*** Opening of DATA FOR THIS TASK ***

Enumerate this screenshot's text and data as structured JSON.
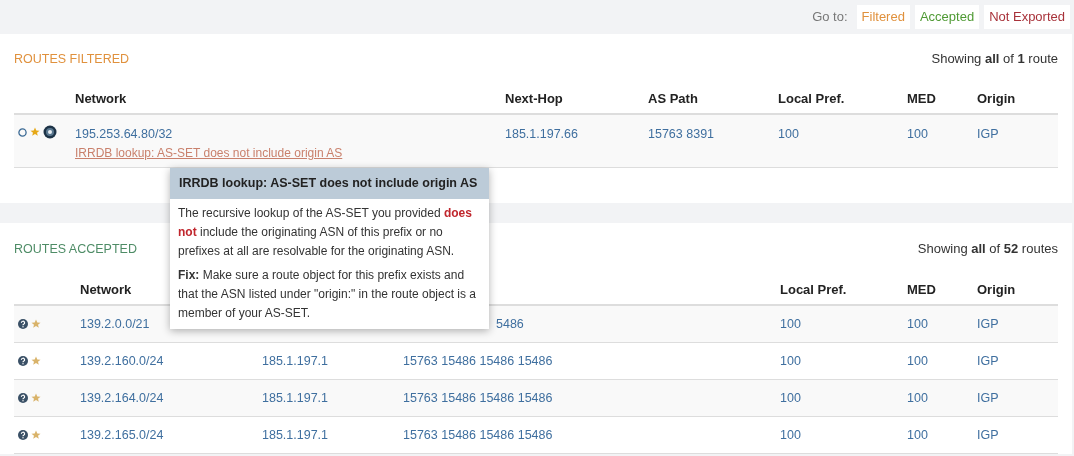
{
  "goto": {
    "label": "Go to:",
    "links": [
      {
        "label": "Filtered",
        "kind": "filtered"
      },
      {
        "label": "Accepted",
        "kind": "accepted"
      },
      {
        "label": "Not Exported",
        "kind": "not_exported"
      }
    ]
  },
  "sections": [
    {
      "kind": "filtered",
      "title": "ROUTES FILTERED",
      "summary": "Showing **all** of **1** route",
      "headers": {
        "network": "Network",
        "next_hop": "Next-Hop",
        "as_path": "AS Path",
        "local_pref": "Local Pref.",
        "med": "MED",
        "origin": "Origin"
      },
      "rows": [
        {
          "network": "195.253.64.80/32",
          "note": "IRRDB lookup: AS-SET does not include origin AS",
          "next_hop": "185.1.197.66",
          "as_path": "15763 8391",
          "local_pref": "100",
          "med": "100",
          "origin": "IGP"
        }
      ]
    },
    {
      "kind": "accepted",
      "title": "ROUTES ACCEPTED",
      "summary": "Showing **all** of **52** routes",
      "headers": {
        "network": "Network",
        "local_pref": "Local Pref.",
        "med": "MED",
        "origin": "Origin"
      },
      "rows": [
        {
          "network": "139.2.0.0/21",
          "as_path": "5486",
          "as_path_cut": true,
          "local_pref": "100",
          "med": "100",
          "origin": "IGP"
        },
        {
          "network": "139.2.160.0/24",
          "next_hop": "185.1.197.1",
          "as_path": "15763 15486 15486 15486",
          "local_pref": "100",
          "med": "100",
          "origin": "IGP"
        },
        {
          "network": "139.2.164.0/24",
          "next_hop": "185.1.197.1",
          "as_path": "15763 15486 15486 15486",
          "local_pref": "100",
          "med": "100",
          "origin": "IGP"
        },
        {
          "network": "139.2.165.0/24",
          "next_hop": "185.1.197.1",
          "as_path": "15763 15486 15486 15486",
          "local_pref": "100",
          "med": "100",
          "origin": "IGP"
        }
      ]
    }
  ],
  "tooltip": {
    "title": "IRRDB lookup: AS-SET does not include origin AS",
    "body": [
      {
        "text": "The recursive lookup of the AS-SET you provided "
      },
      {
        "text": "does not",
        "emphasis": true
      },
      {
        "text": " include the originating ASN of this prefix or no prefixes at all are resolvable for the originating ASN."
      }
    ],
    "fix": "**Fix:** Make sure a route object for this prefix exists and that the ASN listed under \"origin:\" in the route object is a member of your AS-SET."
  }
}
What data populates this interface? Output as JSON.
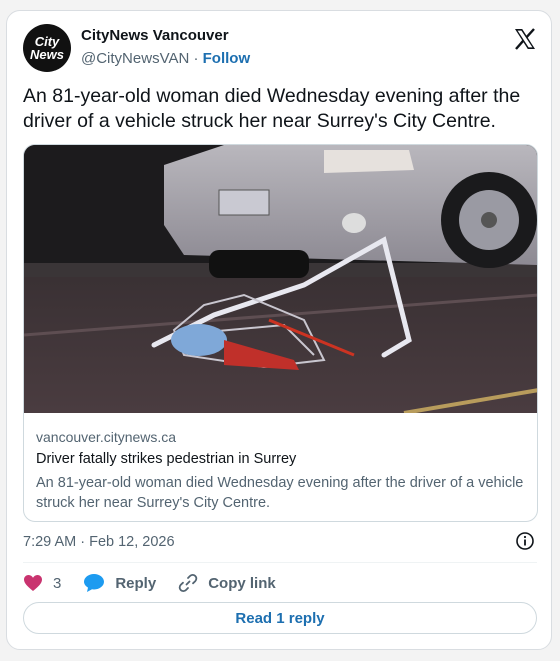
{
  "account": {
    "logo_line1": "City",
    "logo_line2": "News",
    "name": "CityNews Vancouver",
    "handle": "@CityNewsVAN",
    "separator": "·",
    "follow_label": "Follow"
  },
  "tweet": {
    "text": "An 81-year-old woman died Wednesday evening after the driver of a vehicle struck her near Surrey's City Centre.",
    "timestamp": "7:29 AM · Feb 12, 2026"
  },
  "link_card": {
    "domain": "vancouver.citynews.ca",
    "title": "Driver fatally strikes pedestrian in Surrey",
    "description": "An 81-year-old woman died Wednesday evening after the driver of a vehicle struck her near Surrey's City Centre."
  },
  "actions": {
    "like_count": "3",
    "reply_label": "Reply",
    "copy_link_label": "Copy link"
  },
  "read_replies_label": "Read 1 reply",
  "colors": {
    "accent": "#1d6fb0",
    "like": "#c9336f",
    "reply_bubble": "#1d9bf0",
    "muted_text": "#536471"
  }
}
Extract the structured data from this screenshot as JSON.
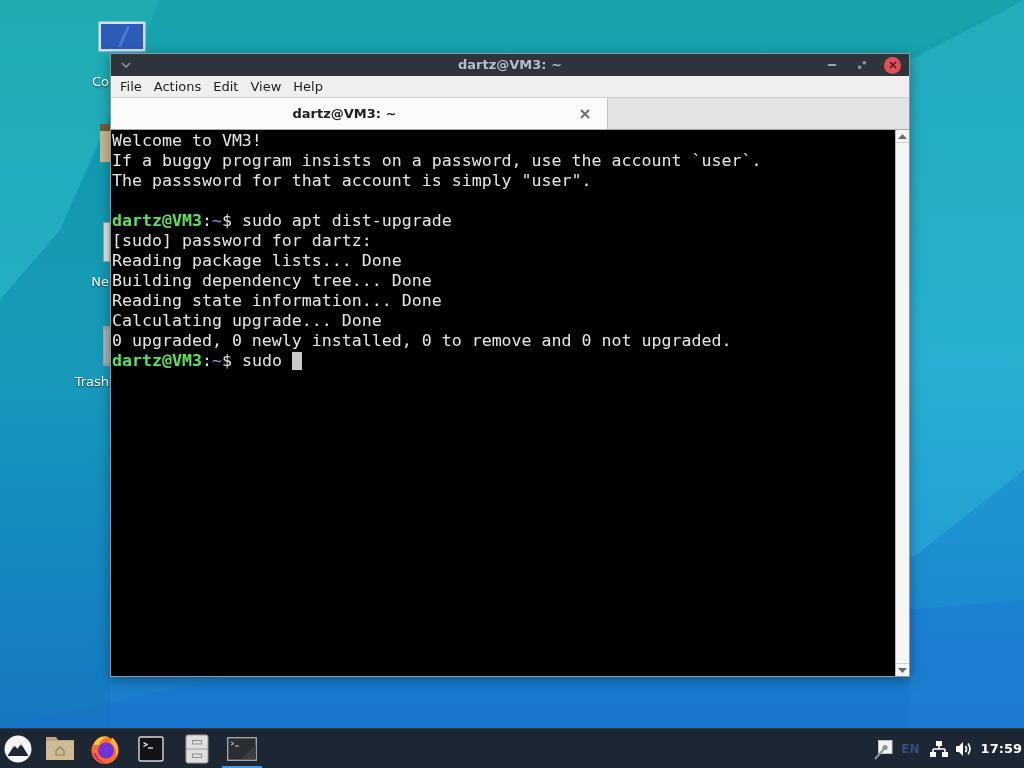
{
  "desktop": {
    "icons": [
      {
        "kind": "computer",
        "label": "Co"
      },
      {
        "kind": "home"
      },
      {
        "kind": "network",
        "label": "Ne"
      },
      {
        "kind": "trash",
        "label": "Trash"
      }
    ]
  },
  "window": {
    "title": "dartz@VM3: ~",
    "menu": [
      "File",
      "Actions",
      "Edit",
      "View",
      "Help"
    ],
    "tabs": [
      {
        "label": "dartz@VM3: ~",
        "selected": true
      }
    ],
    "terminal": {
      "lines": [
        {
          "kind": "output",
          "text": "Welcome to VM3!"
        },
        {
          "kind": "output",
          "text": "If a buggy program insists on a password, use the account `user`."
        },
        {
          "kind": "output",
          "text": "The passsword for that account is simply \"user\"."
        },
        {
          "kind": "blank"
        },
        {
          "kind": "prompt",
          "user": "dartz@VM3",
          "separator": ":",
          "path": "~",
          "sign": "$",
          "command": "sudo apt dist-upgrade"
        },
        {
          "kind": "output",
          "text": "[sudo] password for dartz:"
        },
        {
          "kind": "output",
          "text": "Reading package lists... Done"
        },
        {
          "kind": "output",
          "text": "Building dependency tree... Done"
        },
        {
          "kind": "output",
          "text": "Reading state information... Done"
        },
        {
          "kind": "output",
          "text": "Calculating upgrade... Done"
        },
        {
          "kind": "output",
          "text": "0 upgraded, 0 newly installed, 0 to remove and 0 not upgraded."
        },
        {
          "kind": "prompt",
          "user": "dartz@VM3",
          "separator": ":",
          "path": "~",
          "sign": "$",
          "command": "sudo",
          "cursor": true
        }
      ]
    }
  },
  "taskbar": {
    "tasks": [
      {
        "selected": true
      }
    ],
    "language": "EN",
    "clock": "17:59"
  }
}
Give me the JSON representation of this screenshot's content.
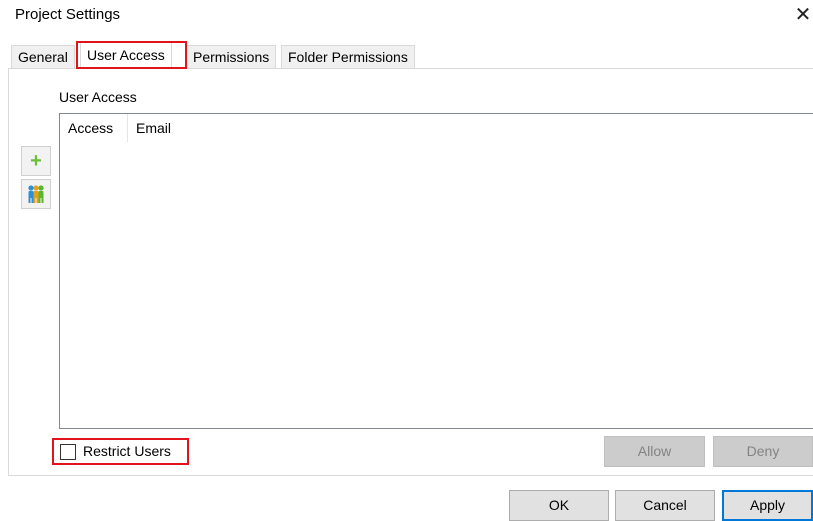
{
  "window": {
    "title": "Project Settings",
    "close_glyph": "✕"
  },
  "tabs": [
    {
      "label": "General",
      "active": false
    },
    {
      "label": "User Access",
      "active": true
    },
    {
      "label": "Permissions",
      "active": false
    },
    {
      "label": "Folder Permissions",
      "active": false
    }
  ],
  "user_access": {
    "group_label": "User Access",
    "columns": [
      "Access",
      "Email"
    ],
    "rows": [],
    "tools": [
      {
        "name": "add-user",
        "icon": "plus-icon",
        "glyph": "+",
        "color": "#6cbf3b"
      },
      {
        "name": "add-group",
        "icon": "users-group-icon"
      }
    ],
    "restrict_users": {
      "label": "Restrict Users",
      "checked": false
    },
    "allow_label": "Allow",
    "deny_label": "Deny"
  },
  "footer": {
    "ok_label": "OK",
    "cancel_label": "Cancel",
    "apply_label": "Apply"
  },
  "colors": {
    "highlight": "#e0141a",
    "primary_border": "#0078d7"
  }
}
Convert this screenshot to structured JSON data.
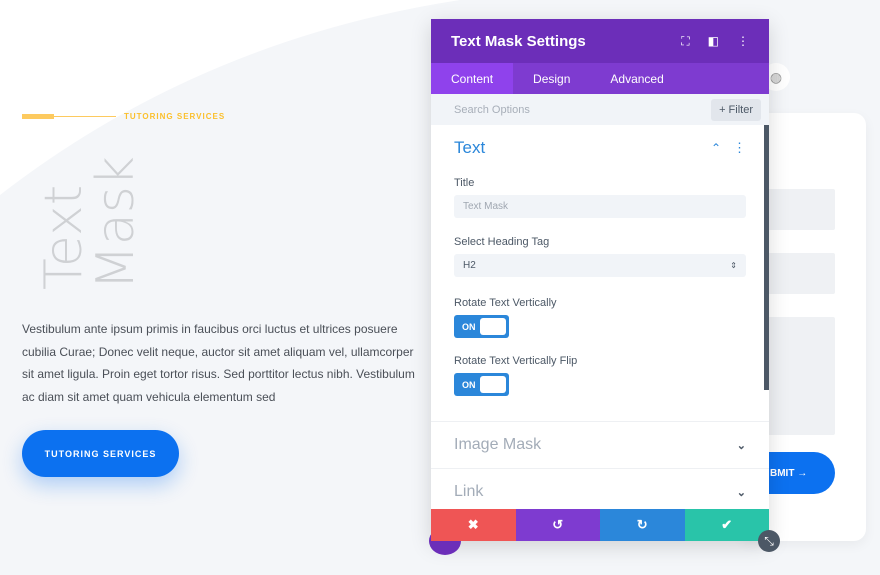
{
  "page": {
    "eyebrow": "TUTORING SERVICES",
    "mask_line1": "Text",
    "mask_line2": "Mask",
    "paragraph": "Vestibulum ante ipsum primis in faucibus orci luctus et ultrices posuere cubilia Curae; Donec velit neque, auctor sit amet aliquam vel, ullamcorper sit amet ligula. Proin eget tortor risus. Sed porttitor lectus nibh. Vestibulum ac diam sit amet quam vehicula elementum sed",
    "cta": "TUTORING SERVICES",
    "submit": "BMIT →"
  },
  "modal": {
    "title": "Text Mask Settings",
    "tabs": [
      "Content",
      "Design",
      "Advanced"
    ],
    "active_tab": "Content",
    "search_placeholder": "Search Options",
    "filter": "+ Filter",
    "section": {
      "title": "Text",
      "title_label": "Title",
      "title_placeholder": "Text Mask",
      "heading_label": "Select Heading Tag",
      "heading_value": "H2",
      "rotate_label": "Rotate Text Vertically",
      "rotate_value": "ON",
      "flip_label": "Rotate Text Vertically Flip",
      "flip_value": "ON"
    },
    "collapsed": [
      "Image Mask",
      "Link"
    ]
  },
  "colors": {
    "header": "#6c2eb9",
    "tabs": "#7e3bd0",
    "accent": "#2b87da",
    "cancel": "#ef5555",
    "undo": "#7e3bd0",
    "redo": "#2b87da",
    "save": "#29c4a9",
    "cta": "#0c71f0"
  }
}
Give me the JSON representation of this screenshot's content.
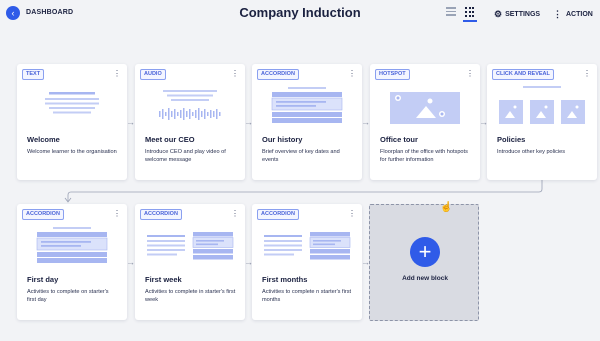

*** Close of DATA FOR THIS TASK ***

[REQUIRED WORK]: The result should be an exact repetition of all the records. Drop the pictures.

[WRITTEN RESPONSE]:
Enumerate this screenshot's text and data as structured JSON.
{
  "goto": {
    "label": "Go to:",
    "links": [
      {
        "label": "Filtered",
        "kind": "filtered"
      },
      {
        "label": "Accepted",
        "kind": "accepted"
      },
      {
        "label": "Not Exported",
        "kind": "not_exported"
      }
    ]
  },
  "sections": [
    {
      "kind": "filtered",
      "title": "ROUTES FILTERED",
      "summary": "Showing **all** of **1** route",
      "headers": {
        "network": "Network",
        "next_hop": "Next-Hop",
        "as_path": "AS Path",
        "local_pref": "Local Pref.",
        "med": "MED",
        "origin": "Origin"
      },
      "rows": [
        {
          "network": "195.253.64.80/32",
          "note": "IRRDB lookup: AS-SET does not include origin AS",
          "next_hop": "185.1.197.66",
          "as_path": "15763 8391",
          "local_pref": "100",
          "med": "100",
          "origin": "IGP"
        }
      ]
    },
    {
      "kind": "accepted",
      "title": "ROUTES ACCEPTED",
      "summary": "Showing **all** of **52** routes",
      "headers": {
        "network": "Network",
        "local_pref": "Local Pref.",
        "med": "MED",
        "origin": "Origin"
      },
      "rows": [
        {
          "network": "139.2.0.0/21",
          "as_path": "5486",
          "as_path_cut": true,
          "local_pref": "100",
          "med": "100",
          "origin": "IGP"
        },
        {
          "network": "139.2.160.0/24",
          "next_hop": "185.1.197.1",
          "as_path": "15763 15486 15486 15486",
          "local_pref": "100",
          "med": "100",
          "origin": "IGP"
        },
        {
          "network": "139.2.164.0/24",
          "next_hop": "185.1.197.1",
          "as_path": "15763 15486 15486 15486",
          "local_pref": "100",
          "med": "100",
          "origin": "IGP"
        },
        {
          "network": "139.2.165.0/24",
          "next_hop": "185.1.197.1",
          "as_path": "15763 15486 15486 15486",
          "local_pref": "100",
          "med": "100",
          "origin": "IGP"
        }
      ]
    }
  ],
  "tooltip": {
    "title": "IRRDB lookup: AS-SET does not include origin AS",
    "body": [
      {
        "text": "The recursive lookup of the AS-SET you provided "
      },
      {
        "text": "does not",
        "emphasis": true
      },
      {
        "text": " include the originating ASN of this prefix or no prefixes at all are resolvable for the originating ASN."
      }
    ],
    "fix": "**Fix:** Make sure a route object for this prefix exists and that the ASN listed under \"origin:\" in the route object is a member of your AS-SET."
  }
}
What data populates this interface? Output as JSON.
{
  "account": {
    "logo_line1": "City",
    "logo_line2": "News",
    "name": "CityNews Vancouver",
    "handle": "@CityNewsVAN",
    "separator": "·",
    "follow_label": "Follow"
  },
  "tweet": {
    "text": "An 81-year-old woman died Wednesday evening after the driver of a vehicle struck her near Surrey's City Centre.",
    "timestamp": "7:29 AM · Feb 12, 2026"
  },
  "link_card": {
    "domain": "vancouver.citynews.ca",
    "title": "Driver fatally strikes pedestrian in Surrey",
    "description": "An 81-year-old woman died Wednesday evening after the driver of a vehicle struck her near Surrey's City Centre."
  },
  "actions": {
    "like_count": "3",
    "reply_label": "Reply",
    "copy_link_label": "Copy link"
  },
  "read_replies_label": "Read 1 reply",
  "colors": {
    "accent": "#1d6fb0",
    "like": "#c9336f",
    "reply_bubble": "#1d9bf0",
    "muted_text": "#536471"
  }
}
Extract the structured data from this screenshot as JSON.
{
  "desktop": {
    "icons": [
      {
        "kind": "computer",
        "label": "Co"
      },
      {
        "kind": "home"
      },
      {
        "kind": "network",
        "label": "Ne"
      },
      {
        "kind": "trash",
        "label": "Trash"
      }
    ]
  },
  "window": {
    "title": "dartz@VM3: ~",
    "menu": [
      "File",
      "Actions",
      "Edit",
      "View",
      "Help"
    ],
    "tabs": [
      {
        "label": "dartz@VM3: ~",
        "selected": true
      }
    ],
    "terminal": {
      "lines": [
        {
          "kind": "output",
          "text": "Welcome to VM3!"
        },
        {
          "kind": "output",
          "text": "If a buggy program insists on a password, use the account `user`."
        },
        {
          "kind": "output",
          "text": "The passsword for that account is simply \"user\"."
        },
        {
          "kind": "blank"
        },
        {
          "kind": "prompt",
          "user": "dartz@VM3",
          "separator": ":",
          "path": "~",
          "sign": "$",
          "command": "sudo apt dist-upgrade"
        },
        {
          "kind": "output",
          "text": "[sudo] password for dartz:"
        },
        {
          "kind": "output",
          "text": "Reading package lists... Done"
        },
        {
          "kind": "output",
          "text": "Building dependency tree... Done"
        },
        {
          "kind": "output",
          "text": "Reading state information... Done"
        },
        {
          "kind": "output",
          "text": "Calculating upgrade... Done"
        },
        {
          "kind": "output",
          "text": "0 upgraded, 0 newly installed, 0 to remove and 0 not upgraded."
        },
        {
          "kind": "prompt",
          "user": "dartz@VM3",
          "separator": ":",
          "path": "~",
          "sign": "$",
          "command": "sudo",
          "cursor": true
        }
      ]
    }
  },
  "taskbar": {
    "tasks": [
      {
        "selected": true
      }
    ],
    "language": "EN",
    "clock": "17:59"
  }
}
Give me the JSON representation of this screenshot's content.
{
  "window": {
    "title": "Project Settings",
    "close_glyph": "✕"
  },
  "tabs": [
    {
      "label": "General",
      "active": false
    },
    {
      "label": "User Access",
      "active": true
    },
    {
      "label": "Permissions",
      "active": false
    },
    {
      "label": "Folder Permissions",
      "active": false
    }
  ],
  "user_access": {
    "group_label": "User Access",
    "columns": [
      "Access",
      "Email"
    ],
    "rows": [],
    "tools": [
      {
        "name": "add-user",
        "icon": "plus-icon",
        "glyph": "+",
        "color": "#6cbf3b"
      },
      {
        "name": "add-group",
        "icon": "users-group-icon"
      }
    ],
    "restrict_users": {
      "label": "Restrict Users",
      "checked": false
    },
    "allow_label": "Allow",
    "deny_label": "Deny"
  },
  "footer": {
    "ok_label": "OK",
    "cancel_label": "Cancel",
    "apply_label": "Apply"
  },
  "colors": {
    "highlight": "#e0141a",
    "primary_border": "#0078d7"
  }
}
Convert this screenshot to structured JSON data.
{
  "page": {
    "eyebrow": "TUTORING SERVICES",
    "mask_line1": "Text",
    "mask_line2": "Mask",
    "paragraph": "Vestibulum ante ipsum primis in faucibus orci luctus et ultrices posuere cubilia Curae; Donec velit neque, auctor sit amet aliquam vel, ullamcorper sit amet ligula. Proin eget tortor risus. Sed porttitor lectus nibh. Vestibulum ac diam sit amet quam vehicula elementum sed",
    "cta": "TUTORING SERVICES",
    "submit": "BMIT →"
  },
  "modal": {
    "title": "Text Mask Settings",
    "tabs": [
      "Content",
      "Design",
      "Advanced"
    ],
    "active_tab": "Content",
    "search_placeholder": "Search Options",
    "filter": "+ Filter",
    "section": {
      "title": "Text",
      "title_label": "Title",
      "title_placeholder": "Text Mask",
      "heading_label": "Select Heading Tag",
      "heading_value": "H2",
      "rotate_label": "Rotate Text Vertically",
      "rotate_value": "ON",
      "flip_label": "Rotate Text Vertically Flip",
      "flip_value": "ON"
    },
    "collapsed": [
      "Image Mask",
      "Link"
    ]
  },
  "colors": {
    "header": "#6c2eb9",
    "tabs": "#7e3bd0",
    "accent": "#2b87da",
    "cancel": "#ef5555",
    "undo": "#7e3bd0",
    "redo": "#2b87da",
    "save": "#29c4a9",
    "cta": "#0c71f0"
  }
}
Give me the JSON representation of this screenshot's content.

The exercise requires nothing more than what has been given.